As the global economy starts to reopen, businesses, governments and investors have an opportunity to build back better. Investors also have an opportunity to go beyond national and regional legal frameworks, and ensure that supply chain management is in line with best practice, especially in countries where there has been a relaxation of labour laws to attract foreign investment. Investors should also engage with policymakers and regulators to close the current gap in protection of workers’ rights globally.

As set out in the PRI report Sustainable and inclusive: COVID-19 recovery and reform, investors must contribute to a recovery that is fair and inclusive, and which has respect for human rights at its core. The report presents recommendations to investors on how to best approach and devise their engagement with policymakers and regulators, based on a seven-part framework:

  • Undertake policy engagement, aligning your engagement and investment objectives
  • Work to policymakers’ timetables, not your own
  • Leverage arguments based on technical expertise
  • Engage at all levels of the policy process, as well as through the media
  • As far as possible, work together and speak with a coherent voice, especially where there is consensus
  • Better understand the relevant dynamics of policy decision-making across committees and groups
  • Be clear about who you represent and how policies impact your investor base

As part of the policy priorities for purpose, fairness and human rights, specific recommendations relate to:

  • Understanding the changing nature of connections to human rights risks.
  • Safeguarding human rights of workers, suppliers, partners and associates.
  • Implementation and disclosure according to UN Guiding Principles on Business and Human Rights, OECD Guidelines for Multinational Enterprises, and ILO core labour standards.
  • Equal treatment of workers in terms of labour and social protection, regardless of contractual status (temporary or part-time contracts, self-employed or gig workers), including rights to paid sick leave and health insurance.
  • Disclosure by companies on living wages, freedom of association and collective bargaining, job security and benefits.
  • New streams of private finance for communities affected by the low carbon transition.

Besides policy engagement, investors should take into consideration the below when engaging with companies post COVID-19. The considerations encompass issues relating to workers’ rights in their direct operations, supply chain resilience and inclusivity, and human, labour and digital rights,4 which must be adequately embedded in companies’ governance structures and work practices.

Considerations around working conditions

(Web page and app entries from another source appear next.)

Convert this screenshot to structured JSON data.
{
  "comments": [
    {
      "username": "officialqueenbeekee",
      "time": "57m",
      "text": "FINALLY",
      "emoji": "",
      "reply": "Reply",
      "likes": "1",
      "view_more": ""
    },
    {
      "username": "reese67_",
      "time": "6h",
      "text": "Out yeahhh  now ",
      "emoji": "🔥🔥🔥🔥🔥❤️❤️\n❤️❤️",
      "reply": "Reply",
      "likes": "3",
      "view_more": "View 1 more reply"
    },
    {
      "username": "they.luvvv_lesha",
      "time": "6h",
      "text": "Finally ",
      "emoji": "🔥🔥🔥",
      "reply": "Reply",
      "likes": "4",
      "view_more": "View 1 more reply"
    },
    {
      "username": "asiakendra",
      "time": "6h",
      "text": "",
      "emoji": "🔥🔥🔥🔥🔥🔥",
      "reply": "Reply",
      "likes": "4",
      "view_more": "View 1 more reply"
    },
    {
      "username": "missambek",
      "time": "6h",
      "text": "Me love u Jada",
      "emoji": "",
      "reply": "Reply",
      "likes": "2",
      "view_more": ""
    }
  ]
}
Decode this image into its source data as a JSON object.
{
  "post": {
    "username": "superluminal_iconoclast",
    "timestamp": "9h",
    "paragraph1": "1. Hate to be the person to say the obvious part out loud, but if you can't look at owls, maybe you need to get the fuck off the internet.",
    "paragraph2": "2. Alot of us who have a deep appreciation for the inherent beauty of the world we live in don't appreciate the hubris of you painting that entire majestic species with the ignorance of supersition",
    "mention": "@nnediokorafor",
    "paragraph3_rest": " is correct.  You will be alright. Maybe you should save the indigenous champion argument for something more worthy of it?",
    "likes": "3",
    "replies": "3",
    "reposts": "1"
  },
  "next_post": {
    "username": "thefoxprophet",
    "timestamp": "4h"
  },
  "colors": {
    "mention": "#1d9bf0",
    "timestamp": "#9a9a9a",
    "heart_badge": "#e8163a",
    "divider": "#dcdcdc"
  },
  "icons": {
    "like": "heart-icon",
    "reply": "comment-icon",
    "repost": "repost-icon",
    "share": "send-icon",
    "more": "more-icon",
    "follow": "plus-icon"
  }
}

  • Carry out risk assessments in countries of operation according to the country’s health care and infrastructure preparedness to deal with epidemics.
  • Understand the level of access employees have to treatment and health care facilities in different geographies.
  • Understand the level of access direct and indirect staff have to social safety nets (i.e. unemployment benefits, paid sick leave) in different countries.

Considerations around business models and supply chain operations

  • Conduct scenario planning for production or service provision to understand the implications to the business (i.e. levels of inventory, changes in demand, purchasing patterns) depending on short-, medium- and long-term recovery scenarios.
  • Establish long-term relationship with critical or strategic suppliers and provide capacity building and training around labour performance.
  • Ensure that labour costs of products are adequately priced in products and services to allow for payment of at least minimum wage to workers.

Considerations around privacy rights

  • Boards and executives should include digital rights as priority in the management of the pandemic.
  • Understand how the landscape has changed with the crisis and reinforce the importance of robust corporate governance structures.
  • Public-private partnerships to assess risks on digital rights landscape.
  • Support regulations relating to data protection and cyber security that companies are expected to adhere to and demand transparency and implementation.